(Data about app and page elements)
◇ ◇ ◇

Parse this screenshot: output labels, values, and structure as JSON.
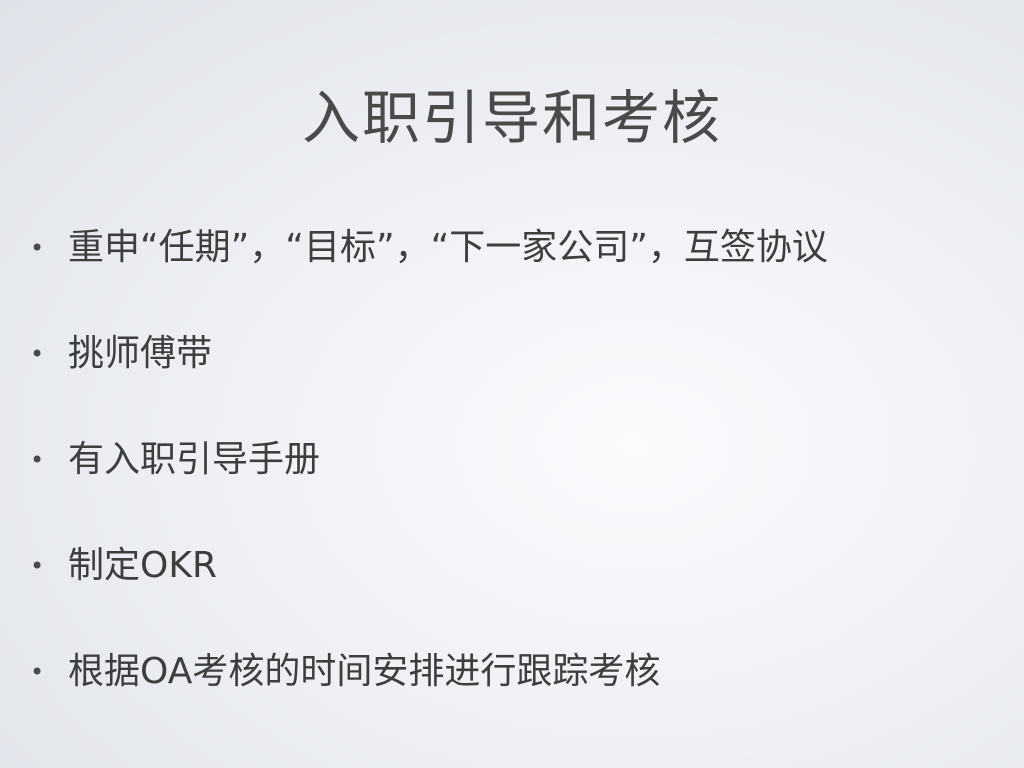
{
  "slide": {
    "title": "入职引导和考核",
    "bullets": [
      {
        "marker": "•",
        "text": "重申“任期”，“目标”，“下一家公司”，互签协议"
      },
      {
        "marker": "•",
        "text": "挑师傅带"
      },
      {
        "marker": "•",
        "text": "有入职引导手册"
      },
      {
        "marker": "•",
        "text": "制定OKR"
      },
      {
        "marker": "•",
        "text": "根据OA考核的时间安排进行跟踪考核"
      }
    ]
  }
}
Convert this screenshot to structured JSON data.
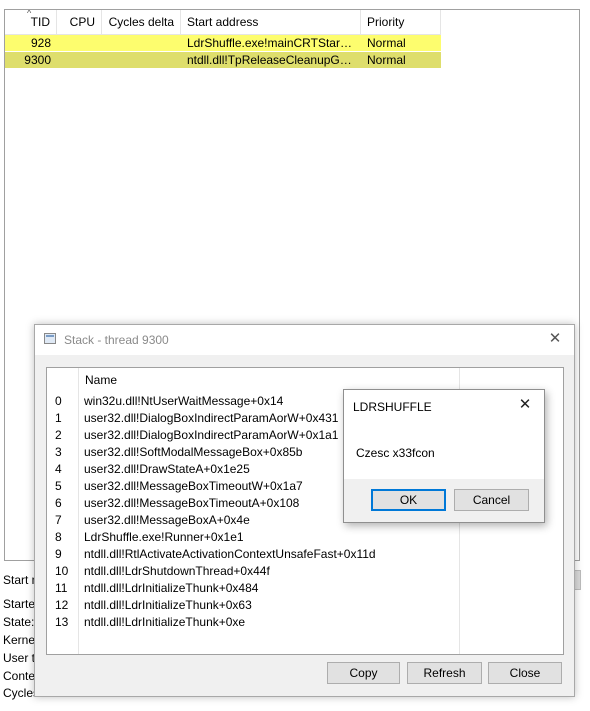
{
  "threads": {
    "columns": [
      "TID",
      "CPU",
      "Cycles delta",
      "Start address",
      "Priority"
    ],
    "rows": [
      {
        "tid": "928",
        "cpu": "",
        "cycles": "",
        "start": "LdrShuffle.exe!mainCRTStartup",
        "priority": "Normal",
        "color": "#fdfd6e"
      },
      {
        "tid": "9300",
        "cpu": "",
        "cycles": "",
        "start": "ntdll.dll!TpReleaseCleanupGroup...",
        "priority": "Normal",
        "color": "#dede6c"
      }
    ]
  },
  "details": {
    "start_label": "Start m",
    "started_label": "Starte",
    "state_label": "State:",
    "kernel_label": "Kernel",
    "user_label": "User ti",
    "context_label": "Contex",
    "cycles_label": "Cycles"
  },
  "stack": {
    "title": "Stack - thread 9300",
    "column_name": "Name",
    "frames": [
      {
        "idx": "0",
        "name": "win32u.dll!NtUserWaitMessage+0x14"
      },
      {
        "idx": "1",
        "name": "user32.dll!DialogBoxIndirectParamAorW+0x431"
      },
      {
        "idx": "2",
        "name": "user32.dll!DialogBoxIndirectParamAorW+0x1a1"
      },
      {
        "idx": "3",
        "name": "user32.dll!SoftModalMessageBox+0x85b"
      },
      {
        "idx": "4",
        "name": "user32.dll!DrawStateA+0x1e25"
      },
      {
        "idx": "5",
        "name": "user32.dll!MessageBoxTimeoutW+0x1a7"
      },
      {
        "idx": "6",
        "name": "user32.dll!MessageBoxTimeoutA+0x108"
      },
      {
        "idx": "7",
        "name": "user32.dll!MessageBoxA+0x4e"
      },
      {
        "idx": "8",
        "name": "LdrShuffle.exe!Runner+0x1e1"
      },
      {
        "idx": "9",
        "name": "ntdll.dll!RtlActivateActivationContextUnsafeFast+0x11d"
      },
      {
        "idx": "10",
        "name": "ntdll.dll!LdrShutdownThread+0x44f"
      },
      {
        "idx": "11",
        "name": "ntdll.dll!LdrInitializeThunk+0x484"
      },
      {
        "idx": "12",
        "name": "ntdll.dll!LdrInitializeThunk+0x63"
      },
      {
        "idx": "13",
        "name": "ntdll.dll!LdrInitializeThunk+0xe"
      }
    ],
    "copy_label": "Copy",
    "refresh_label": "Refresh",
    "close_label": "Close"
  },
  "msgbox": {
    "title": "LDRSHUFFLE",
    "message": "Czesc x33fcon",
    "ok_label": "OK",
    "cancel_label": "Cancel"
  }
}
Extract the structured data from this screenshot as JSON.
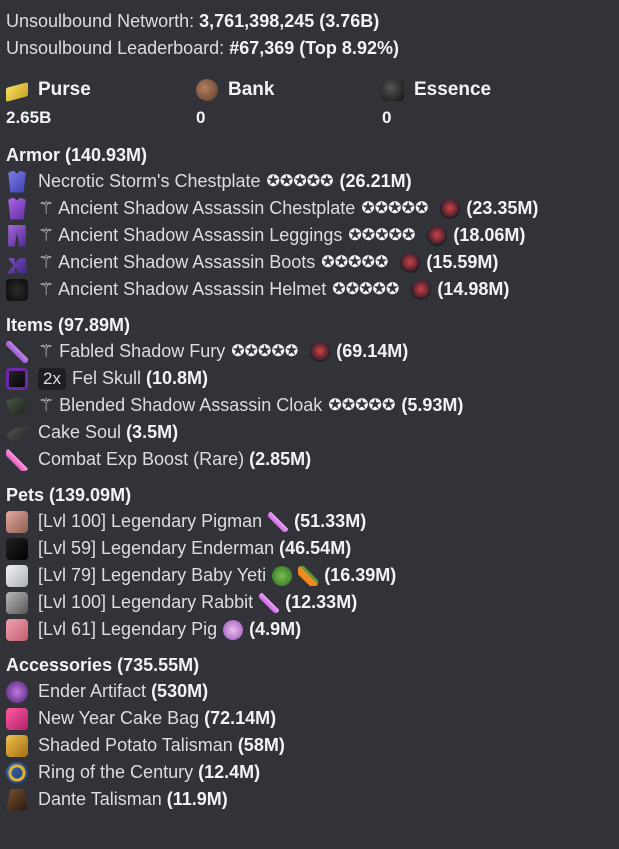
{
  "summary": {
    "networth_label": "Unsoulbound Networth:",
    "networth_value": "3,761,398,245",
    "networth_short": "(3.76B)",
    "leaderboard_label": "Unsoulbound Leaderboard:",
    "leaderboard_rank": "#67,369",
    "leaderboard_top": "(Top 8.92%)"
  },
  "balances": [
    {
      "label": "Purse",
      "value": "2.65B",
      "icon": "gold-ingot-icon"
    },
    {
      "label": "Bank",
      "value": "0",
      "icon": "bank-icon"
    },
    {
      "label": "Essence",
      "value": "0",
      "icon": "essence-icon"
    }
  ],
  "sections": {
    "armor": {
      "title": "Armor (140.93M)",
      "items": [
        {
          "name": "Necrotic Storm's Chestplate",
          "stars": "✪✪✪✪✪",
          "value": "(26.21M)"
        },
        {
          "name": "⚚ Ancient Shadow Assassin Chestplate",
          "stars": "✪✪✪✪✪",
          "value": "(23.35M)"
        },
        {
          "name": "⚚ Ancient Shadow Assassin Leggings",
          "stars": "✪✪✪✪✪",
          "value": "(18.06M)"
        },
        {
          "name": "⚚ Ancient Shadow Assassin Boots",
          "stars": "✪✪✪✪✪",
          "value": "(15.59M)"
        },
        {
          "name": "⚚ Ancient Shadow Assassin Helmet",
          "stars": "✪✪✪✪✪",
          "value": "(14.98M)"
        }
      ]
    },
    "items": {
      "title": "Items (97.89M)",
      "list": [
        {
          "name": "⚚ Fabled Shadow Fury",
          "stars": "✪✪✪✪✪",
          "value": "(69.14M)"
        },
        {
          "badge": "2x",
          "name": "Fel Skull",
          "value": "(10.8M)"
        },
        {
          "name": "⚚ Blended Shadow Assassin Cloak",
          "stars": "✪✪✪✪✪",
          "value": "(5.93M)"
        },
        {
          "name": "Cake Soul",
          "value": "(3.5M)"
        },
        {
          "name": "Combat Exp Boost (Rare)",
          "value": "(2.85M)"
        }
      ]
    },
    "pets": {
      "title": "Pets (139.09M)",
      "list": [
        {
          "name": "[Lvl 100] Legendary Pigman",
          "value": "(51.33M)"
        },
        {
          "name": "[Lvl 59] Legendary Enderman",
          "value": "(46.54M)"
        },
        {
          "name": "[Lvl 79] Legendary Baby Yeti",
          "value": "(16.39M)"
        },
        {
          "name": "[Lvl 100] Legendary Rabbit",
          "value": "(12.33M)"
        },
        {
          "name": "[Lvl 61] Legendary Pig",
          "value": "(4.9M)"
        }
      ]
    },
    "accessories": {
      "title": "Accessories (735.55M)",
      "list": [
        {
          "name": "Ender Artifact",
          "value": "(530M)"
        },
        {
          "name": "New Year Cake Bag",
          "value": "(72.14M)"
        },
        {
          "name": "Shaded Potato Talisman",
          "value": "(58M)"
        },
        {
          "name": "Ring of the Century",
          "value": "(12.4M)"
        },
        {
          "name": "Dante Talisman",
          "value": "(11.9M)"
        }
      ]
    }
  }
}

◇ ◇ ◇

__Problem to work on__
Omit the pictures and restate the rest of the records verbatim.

__Result of this task__
Parse this screenshot: output labels, values, and structure as JSON.
{
  "slide": {
    "title": "入职引导和考核",
    "bullets": [
      {
        "marker": "•",
        "text": "重申“任期”，“目标”，“下一家公司”，互签协议"
      },
      {
        "marker": "•",
        "text": "挑师傅带"
      },
      {
        "marker": "•",
        "text": "有入职引导手册"
      },
      {
        "marker": "•",
        "text": "制定OKR"
      },
      {
        "marker": "•",
        "text": "根据OA考核的时间安排进行跟踪考核"
      }
    ]
  }
}
Convert this screenshot to structured JSON data.
{
  "threads": {
    "columns": [
      "TID",
      "CPU",
      "Cycles delta",
      "Start address",
      "Priority"
    ],
    "rows": [
      {
        "tid": "928",
        "cpu": "",
        "cycles": "",
        "start": "LdrShuffle.exe!mainCRTStartup",
        "priority": "Normal",
        "color": "#fdfd6e"
      },
      {
        "tid": "9300",
        "cpu": "",
        "cycles": "",
        "start": "ntdll.dll!TpReleaseCleanupGroup...",
        "priority": "Normal",
        "color": "#dede6c"
      }
    ]
  },
  "details": {
    "start_label": "Start m",
    "started_label": "Starte",
    "state_label": "State:",
    "kernel_label": "Kernel",
    "user_label": "User ti",
    "context_label": "Contex",
    "cycles_label": "Cycles"
  },
  "stack": {
    "title": "Stack - thread 9300",
    "column_name": "Name",
    "frames": [
      {
        "idx": "0",
        "name": "win32u.dll!NtUserWaitMessage+0x14"
      },
      {
        "idx": "1",
        "name": "user32.dll!DialogBoxIndirectParamAorW+0x431"
      },
      {
        "idx": "2",
        "name": "user32.dll!DialogBoxIndirectParamAorW+0x1a1"
      },
      {
        "idx": "3",
        "name": "user32.dll!SoftModalMessageBox+0x85b"
      },
      {
        "idx": "4",
        "name": "user32.dll!DrawStateA+0x1e25"
      },
      {
        "idx": "5",
        "name": "user32.dll!MessageBoxTimeoutW+0x1a7"
      },
      {
        "idx": "6",
        "name": "user32.dll!MessageBoxTimeoutA+0x108"
      },
      {
        "idx": "7",
        "name": "user32.dll!MessageBoxA+0x4e"
      },
      {
        "idx": "8",
        "name": "LdrShuffle.exe!Runner+0x1e1"
      },
      {
        "idx": "9",
        "name": "ntdll.dll!RtlActivateActivationContextUnsafeFast+0x11d"
      },
      {
        "idx": "10",
        "name": "ntdll.dll!LdrShutdownThread+0x44f"
      },
      {
        "idx": "11",
        "name": "ntdll.dll!LdrInitializeThunk+0x484"
      },
      {
        "idx": "12",
        "name": "ntdll.dll!LdrInitializeThunk+0x63"
      },
      {
        "idx": "13",
        "name": "ntdll.dll!LdrInitializeThunk+0xe"
      }
    ],
    "copy_label": "Copy",
    "refresh_label": "Refresh",
    "close_label": "Close"
  },
  "msgbox": {
    "title": "LDRSHUFFLE",
    "message": "Czesc x33fcon",
    "ok_label": "OK",
    "cancel_label": "Cancel"
  }
}
Extract the structured data from this screenshot as JSON.
{
  "summary": {
    "networth_label": "Unsoulbound Networth:",
    "networth_value": "3,761,398,245",
    "networth_short": "(3.76B)",
    "leaderboard_label": "Unsoulbound Leaderboard:",
    "leaderboard_rank": "#67,369",
    "leaderboard_top": "(Top 8.92%)"
  },
  "balances": [
    {
      "label": "Purse",
      "value": "2.65B",
      "icon": "gold-ingot-icon"
    },
    {
      "label": "Bank",
      "value": "0",
      "icon": "bank-icon"
    },
    {
      "label": "Essence",
      "value": "0",
      "icon": "essence-icon"
    }
  ],
  "sections": {
    "armor": {
      "title": "Armor (140.93M)",
      "items": [
        {
          "name": "Necrotic Storm's Chestplate",
          "stars": "✪✪✪✪✪",
          "value": "(26.21M)"
        },
        {
          "name": "⚚ Ancient Shadow Assassin Chestplate",
          "stars": "✪✪✪✪✪",
          "value": "(23.35M)"
        },
        {
          "name": "⚚ Ancient Shadow Assassin Leggings",
          "stars": "✪✪✪✪✪",
          "value": "(18.06M)"
        },
        {
          "name": "⚚ Ancient Shadow Assassin Boots",
          "stars": "✪✪✪✪✪",
          "value": "(15.59M)"
        },
        {
          "name": "⚚ Ancient Shadow Assassin Helmet",
          "stars": "✪✪✪✪✪",
          "value": "(14.98M)"
        }
      ]
    },
    "items": {
      "title": "Items (97.89M)",
      "list": [
        {
          "name": "⚚ Fabled Shadow Fury",
          "stars": "✪✪✪✪✪",
          "value": "(69.14M)"
        },
        {
          "badge": "2x",
          "name": "Fel Skull",
          "value": "(10.8M)"
        },
        {
          "name": "⚚ Blended Shadow Assassin Cloak",
          "stars": "✪✪✪✪✪",
          "value": "(5.93M)"
        },
        {
          "name": "Cake Soul",
          "value": "(3.5M)"
        },
        {
          "name": "Combat Exp Boost (Rare)",
          "value": "(2.85M)"
        }
      ]
    },
    "pets": {
      "title": "Pets (139.09M)",
      "list": [
        {
          "name": "[Lvl 100] Legendary Pigman",
          "value": "(51.33M)"
        },
        {
          "name": "[Lvl 59] Legendary Enderman",
          "value": "(46.54M)"
        },
        {
          "name": "[Lvl 79] Legendary Baby Yeti",
          "value": "(16.39M)"
        },
        {
          "name": "[Lvl 100] Legendary Rabbit",
          "value": "(12.33M)"
        },
        {
          "name": "[Lvl 61] Legendary Pig",
          "value": "(4.9M)"
        }
      ]
    },
    "accessories": {
      "title": "Accessories (735.55M)",
      "list": [
        {
          "name": "Ender Artifact",
          "value": "(530M)"
        },
        {
          "name": "New Year Cake Bag",
          "value": "(72.14M)"
        },
        {
          "name": "Shaded Potato Talisman",
          "value": "(58M)"
        },
        {
          "name": "Ring of the Century",
          "value": "(12.4M)"
        },
        {
          "name": "Dante Talisman",
          "value": "(11.9M)"
        }
      ]
    }
  }
}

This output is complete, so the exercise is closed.